I created this crayon-style NPR render by giving each material a separate ID. Then, in the compositor, I dilated and blurred the mask a couple times, getting progressively smaller and lighter in color. This way, we ignore the shader entirely and create more of a watercolor effect where it's darker on the outside, and lighter in the center. The smaller the object or further away from the camera we get, the less likely the lighter bit will show up which is convenient.
Test it out by adding new objects into the scene and giving them the preassigned materials. You can create your own materials by copying the ones I already have and increasing the material index number (the color of the material is meaningless, it's just to make it easier to see in the compositor). Then just duplicate the nodes, change the colors, and combine them back in following the same pattern as the other ones.
For this blend, I used a ricepaper texture (http://maplerose-stock.deviantart.com/art/Rice-paper-texture-172001815) but do experiment with other textures as the results will vary dramatically if you change the background texture or blend mode (I'm using burn, but linear light and multiply as create great effects).

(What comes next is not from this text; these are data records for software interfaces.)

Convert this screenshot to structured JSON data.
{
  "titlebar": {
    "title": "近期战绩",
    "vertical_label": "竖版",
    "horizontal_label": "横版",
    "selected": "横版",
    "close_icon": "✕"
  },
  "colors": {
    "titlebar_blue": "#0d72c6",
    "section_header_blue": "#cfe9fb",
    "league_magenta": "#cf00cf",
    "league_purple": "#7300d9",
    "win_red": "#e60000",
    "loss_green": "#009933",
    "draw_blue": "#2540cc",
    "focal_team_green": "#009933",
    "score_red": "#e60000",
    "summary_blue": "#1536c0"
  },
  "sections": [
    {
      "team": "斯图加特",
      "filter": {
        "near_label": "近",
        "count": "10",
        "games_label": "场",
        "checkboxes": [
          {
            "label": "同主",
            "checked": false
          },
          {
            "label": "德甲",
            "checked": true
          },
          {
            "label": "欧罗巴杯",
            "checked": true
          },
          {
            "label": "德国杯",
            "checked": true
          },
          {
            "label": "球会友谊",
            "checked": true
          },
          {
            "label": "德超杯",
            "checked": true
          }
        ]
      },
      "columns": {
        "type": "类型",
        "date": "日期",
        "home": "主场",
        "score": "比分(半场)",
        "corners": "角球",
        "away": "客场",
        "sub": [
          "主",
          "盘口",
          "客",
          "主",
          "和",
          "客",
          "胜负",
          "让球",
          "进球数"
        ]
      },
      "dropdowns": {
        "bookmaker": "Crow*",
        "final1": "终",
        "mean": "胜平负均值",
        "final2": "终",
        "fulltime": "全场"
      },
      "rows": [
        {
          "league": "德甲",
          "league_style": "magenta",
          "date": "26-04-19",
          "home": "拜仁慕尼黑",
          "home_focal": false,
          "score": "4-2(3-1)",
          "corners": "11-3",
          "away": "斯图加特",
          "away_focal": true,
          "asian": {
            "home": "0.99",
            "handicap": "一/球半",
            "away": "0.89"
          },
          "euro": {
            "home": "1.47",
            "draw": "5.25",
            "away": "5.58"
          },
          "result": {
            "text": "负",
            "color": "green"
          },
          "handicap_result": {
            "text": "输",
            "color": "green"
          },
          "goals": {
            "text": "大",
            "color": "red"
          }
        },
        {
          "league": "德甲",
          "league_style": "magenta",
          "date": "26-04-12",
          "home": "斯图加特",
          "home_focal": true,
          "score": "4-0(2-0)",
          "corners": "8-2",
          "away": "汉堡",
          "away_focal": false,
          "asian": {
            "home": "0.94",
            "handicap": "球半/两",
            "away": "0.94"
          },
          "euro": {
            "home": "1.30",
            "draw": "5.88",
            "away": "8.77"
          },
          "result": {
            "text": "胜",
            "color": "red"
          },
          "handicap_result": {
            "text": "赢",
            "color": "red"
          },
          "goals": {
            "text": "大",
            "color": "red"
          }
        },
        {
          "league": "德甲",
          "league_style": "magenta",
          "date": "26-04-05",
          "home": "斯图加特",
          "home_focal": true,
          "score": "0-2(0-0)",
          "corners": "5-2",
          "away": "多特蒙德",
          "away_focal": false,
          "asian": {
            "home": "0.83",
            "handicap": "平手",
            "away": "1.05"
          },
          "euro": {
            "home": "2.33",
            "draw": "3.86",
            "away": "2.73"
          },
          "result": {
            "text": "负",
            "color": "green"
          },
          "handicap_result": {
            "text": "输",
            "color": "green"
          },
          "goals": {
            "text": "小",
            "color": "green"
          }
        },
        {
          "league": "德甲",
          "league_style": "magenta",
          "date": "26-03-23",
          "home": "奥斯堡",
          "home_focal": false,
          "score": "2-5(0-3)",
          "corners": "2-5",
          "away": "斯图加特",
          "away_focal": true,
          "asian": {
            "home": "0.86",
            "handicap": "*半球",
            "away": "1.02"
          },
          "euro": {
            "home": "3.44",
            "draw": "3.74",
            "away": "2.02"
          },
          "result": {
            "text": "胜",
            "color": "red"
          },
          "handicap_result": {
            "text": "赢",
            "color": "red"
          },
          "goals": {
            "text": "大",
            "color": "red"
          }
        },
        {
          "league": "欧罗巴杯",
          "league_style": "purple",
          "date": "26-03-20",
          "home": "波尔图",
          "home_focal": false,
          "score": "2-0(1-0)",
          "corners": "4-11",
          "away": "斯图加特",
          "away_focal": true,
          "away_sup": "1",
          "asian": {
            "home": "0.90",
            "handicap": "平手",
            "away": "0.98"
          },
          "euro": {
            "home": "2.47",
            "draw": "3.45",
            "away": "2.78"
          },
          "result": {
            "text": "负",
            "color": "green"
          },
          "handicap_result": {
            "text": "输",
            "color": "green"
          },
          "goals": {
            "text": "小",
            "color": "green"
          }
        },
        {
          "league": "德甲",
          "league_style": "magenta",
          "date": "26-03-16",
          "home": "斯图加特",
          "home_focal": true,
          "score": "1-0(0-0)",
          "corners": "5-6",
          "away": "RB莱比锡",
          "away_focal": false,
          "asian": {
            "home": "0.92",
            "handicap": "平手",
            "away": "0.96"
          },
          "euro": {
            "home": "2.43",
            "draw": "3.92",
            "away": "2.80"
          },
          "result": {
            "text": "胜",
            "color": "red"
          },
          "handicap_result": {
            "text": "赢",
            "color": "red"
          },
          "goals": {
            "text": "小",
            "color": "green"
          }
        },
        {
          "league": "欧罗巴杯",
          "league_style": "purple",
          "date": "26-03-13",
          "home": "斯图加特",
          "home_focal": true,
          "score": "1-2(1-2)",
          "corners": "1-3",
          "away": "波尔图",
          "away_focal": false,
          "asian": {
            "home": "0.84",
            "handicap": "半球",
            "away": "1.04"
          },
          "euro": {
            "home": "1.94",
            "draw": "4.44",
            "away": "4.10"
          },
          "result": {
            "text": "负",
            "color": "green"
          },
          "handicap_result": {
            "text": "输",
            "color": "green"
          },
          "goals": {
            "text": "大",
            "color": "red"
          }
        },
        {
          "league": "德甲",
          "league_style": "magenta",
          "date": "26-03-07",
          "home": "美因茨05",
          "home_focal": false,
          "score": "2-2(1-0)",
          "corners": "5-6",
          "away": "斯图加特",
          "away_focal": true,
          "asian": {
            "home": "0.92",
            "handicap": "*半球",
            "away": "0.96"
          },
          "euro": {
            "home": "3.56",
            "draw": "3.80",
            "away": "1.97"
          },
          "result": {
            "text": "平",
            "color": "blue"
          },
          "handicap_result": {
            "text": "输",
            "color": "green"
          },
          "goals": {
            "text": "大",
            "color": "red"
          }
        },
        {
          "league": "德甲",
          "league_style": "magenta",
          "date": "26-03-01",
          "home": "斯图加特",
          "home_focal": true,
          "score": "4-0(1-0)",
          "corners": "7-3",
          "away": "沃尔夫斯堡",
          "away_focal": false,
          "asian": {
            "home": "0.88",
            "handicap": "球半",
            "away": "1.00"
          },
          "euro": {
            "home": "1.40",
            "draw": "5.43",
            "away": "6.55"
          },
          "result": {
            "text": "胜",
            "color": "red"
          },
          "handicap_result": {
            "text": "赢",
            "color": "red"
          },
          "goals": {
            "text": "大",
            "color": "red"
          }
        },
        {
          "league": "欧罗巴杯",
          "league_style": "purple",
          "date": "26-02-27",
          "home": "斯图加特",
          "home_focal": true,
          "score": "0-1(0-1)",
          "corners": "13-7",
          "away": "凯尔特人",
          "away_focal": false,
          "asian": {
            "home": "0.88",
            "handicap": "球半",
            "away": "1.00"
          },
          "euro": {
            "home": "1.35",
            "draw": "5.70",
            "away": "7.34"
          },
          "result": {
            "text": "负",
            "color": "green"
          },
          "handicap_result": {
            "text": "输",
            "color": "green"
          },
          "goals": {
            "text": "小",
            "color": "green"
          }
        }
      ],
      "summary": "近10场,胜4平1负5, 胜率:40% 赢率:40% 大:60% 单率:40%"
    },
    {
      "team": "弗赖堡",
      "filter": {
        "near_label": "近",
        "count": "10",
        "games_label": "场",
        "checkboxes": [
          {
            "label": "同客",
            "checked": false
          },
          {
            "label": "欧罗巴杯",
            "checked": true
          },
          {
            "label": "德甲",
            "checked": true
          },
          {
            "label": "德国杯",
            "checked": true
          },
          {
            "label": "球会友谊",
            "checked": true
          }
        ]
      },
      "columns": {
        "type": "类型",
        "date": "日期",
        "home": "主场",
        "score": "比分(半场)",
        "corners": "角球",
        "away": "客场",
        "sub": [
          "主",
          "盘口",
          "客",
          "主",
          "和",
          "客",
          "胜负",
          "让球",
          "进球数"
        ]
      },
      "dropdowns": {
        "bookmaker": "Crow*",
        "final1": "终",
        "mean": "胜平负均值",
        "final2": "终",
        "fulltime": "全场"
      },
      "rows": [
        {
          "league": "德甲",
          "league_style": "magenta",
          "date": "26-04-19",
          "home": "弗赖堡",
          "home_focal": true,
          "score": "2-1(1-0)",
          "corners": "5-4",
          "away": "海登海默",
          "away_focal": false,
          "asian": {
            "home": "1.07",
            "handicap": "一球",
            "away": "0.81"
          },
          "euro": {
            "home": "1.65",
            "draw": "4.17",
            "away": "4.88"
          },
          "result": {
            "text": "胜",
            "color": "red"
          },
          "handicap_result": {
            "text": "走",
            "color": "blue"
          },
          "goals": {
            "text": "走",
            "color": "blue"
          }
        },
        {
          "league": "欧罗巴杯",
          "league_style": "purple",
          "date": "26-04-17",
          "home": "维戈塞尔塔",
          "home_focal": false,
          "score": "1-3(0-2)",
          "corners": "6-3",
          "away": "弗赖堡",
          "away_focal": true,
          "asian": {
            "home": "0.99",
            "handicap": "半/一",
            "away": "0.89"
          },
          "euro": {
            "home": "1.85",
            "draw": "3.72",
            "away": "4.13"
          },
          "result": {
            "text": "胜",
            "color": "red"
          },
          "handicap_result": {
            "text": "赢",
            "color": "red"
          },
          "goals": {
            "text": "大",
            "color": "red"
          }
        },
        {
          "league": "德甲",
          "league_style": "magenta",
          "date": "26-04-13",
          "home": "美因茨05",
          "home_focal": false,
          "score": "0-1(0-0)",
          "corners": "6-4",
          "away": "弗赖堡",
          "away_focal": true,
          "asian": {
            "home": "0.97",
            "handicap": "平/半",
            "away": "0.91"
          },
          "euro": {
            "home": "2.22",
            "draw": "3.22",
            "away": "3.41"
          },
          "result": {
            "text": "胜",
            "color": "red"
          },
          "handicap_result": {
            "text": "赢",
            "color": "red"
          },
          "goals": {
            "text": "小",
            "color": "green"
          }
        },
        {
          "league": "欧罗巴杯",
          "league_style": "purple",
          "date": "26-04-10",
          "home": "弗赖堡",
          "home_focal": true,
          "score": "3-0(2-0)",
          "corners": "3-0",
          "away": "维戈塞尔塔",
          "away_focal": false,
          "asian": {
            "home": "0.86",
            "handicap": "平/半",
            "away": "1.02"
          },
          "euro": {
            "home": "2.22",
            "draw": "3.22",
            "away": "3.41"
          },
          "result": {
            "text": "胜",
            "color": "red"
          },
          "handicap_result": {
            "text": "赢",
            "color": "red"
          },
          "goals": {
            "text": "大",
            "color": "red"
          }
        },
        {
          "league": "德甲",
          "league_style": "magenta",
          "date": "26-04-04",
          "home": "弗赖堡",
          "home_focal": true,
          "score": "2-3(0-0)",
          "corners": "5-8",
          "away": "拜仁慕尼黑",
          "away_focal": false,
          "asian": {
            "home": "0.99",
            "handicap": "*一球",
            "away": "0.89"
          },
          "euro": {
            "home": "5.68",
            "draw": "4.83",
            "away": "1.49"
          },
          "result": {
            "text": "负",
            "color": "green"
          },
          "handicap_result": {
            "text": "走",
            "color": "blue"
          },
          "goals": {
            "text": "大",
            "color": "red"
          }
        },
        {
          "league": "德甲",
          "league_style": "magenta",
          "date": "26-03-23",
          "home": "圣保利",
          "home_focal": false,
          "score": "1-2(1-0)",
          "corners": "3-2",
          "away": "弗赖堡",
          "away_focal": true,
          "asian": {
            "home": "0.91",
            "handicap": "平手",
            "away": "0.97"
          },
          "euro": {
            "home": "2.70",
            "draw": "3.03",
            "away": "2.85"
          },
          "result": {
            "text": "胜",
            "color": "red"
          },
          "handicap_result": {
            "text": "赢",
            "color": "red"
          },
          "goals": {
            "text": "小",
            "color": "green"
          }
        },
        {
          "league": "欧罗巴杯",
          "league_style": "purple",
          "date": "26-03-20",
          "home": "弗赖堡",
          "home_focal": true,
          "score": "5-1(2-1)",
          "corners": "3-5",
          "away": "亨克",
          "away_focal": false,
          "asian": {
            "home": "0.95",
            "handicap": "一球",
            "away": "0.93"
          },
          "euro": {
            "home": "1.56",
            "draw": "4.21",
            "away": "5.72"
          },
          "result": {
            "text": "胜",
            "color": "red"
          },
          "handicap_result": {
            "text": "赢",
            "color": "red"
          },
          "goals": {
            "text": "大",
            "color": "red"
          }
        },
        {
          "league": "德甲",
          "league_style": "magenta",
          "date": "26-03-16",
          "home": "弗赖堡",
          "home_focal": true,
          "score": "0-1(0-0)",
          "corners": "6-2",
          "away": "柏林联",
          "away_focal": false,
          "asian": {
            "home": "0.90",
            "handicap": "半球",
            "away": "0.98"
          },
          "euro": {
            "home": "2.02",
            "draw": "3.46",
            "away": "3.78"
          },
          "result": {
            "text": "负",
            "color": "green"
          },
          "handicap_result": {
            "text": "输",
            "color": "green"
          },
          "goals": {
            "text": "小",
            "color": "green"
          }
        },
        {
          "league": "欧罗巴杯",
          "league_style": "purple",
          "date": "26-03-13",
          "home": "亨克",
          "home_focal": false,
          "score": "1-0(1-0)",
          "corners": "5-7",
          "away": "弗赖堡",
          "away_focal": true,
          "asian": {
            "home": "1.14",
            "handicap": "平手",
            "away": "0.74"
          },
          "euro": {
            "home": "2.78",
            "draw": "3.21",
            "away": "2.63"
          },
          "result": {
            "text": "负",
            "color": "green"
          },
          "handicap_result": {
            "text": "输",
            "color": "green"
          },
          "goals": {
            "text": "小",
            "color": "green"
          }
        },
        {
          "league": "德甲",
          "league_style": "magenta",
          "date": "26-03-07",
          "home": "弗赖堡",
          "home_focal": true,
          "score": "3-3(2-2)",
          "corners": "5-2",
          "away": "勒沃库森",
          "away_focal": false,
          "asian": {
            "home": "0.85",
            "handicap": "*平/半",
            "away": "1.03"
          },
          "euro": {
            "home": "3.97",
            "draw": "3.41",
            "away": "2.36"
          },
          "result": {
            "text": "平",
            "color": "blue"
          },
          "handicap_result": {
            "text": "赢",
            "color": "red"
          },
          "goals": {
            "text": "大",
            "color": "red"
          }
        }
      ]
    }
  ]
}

I'm also use Edge Nodes which come from Blender NPR (http://blendernpr.org/edge-node-v1-2-4-july-2015/) although I downloaded them as part of the Sharkigator node collection (http://sharkigator.deviantart.com/art/Sharkigator-Node-Collection-Rev-004-583309156). You might consider turning them off and tinkering with FreeStyle instead, textured lines can further the effect.
I've been a BlendSwap user for a while, I'm excited to finally be contributing something! Feel free to use this however you like, I'd love to see what you come up with, or if you find a better way of doing it.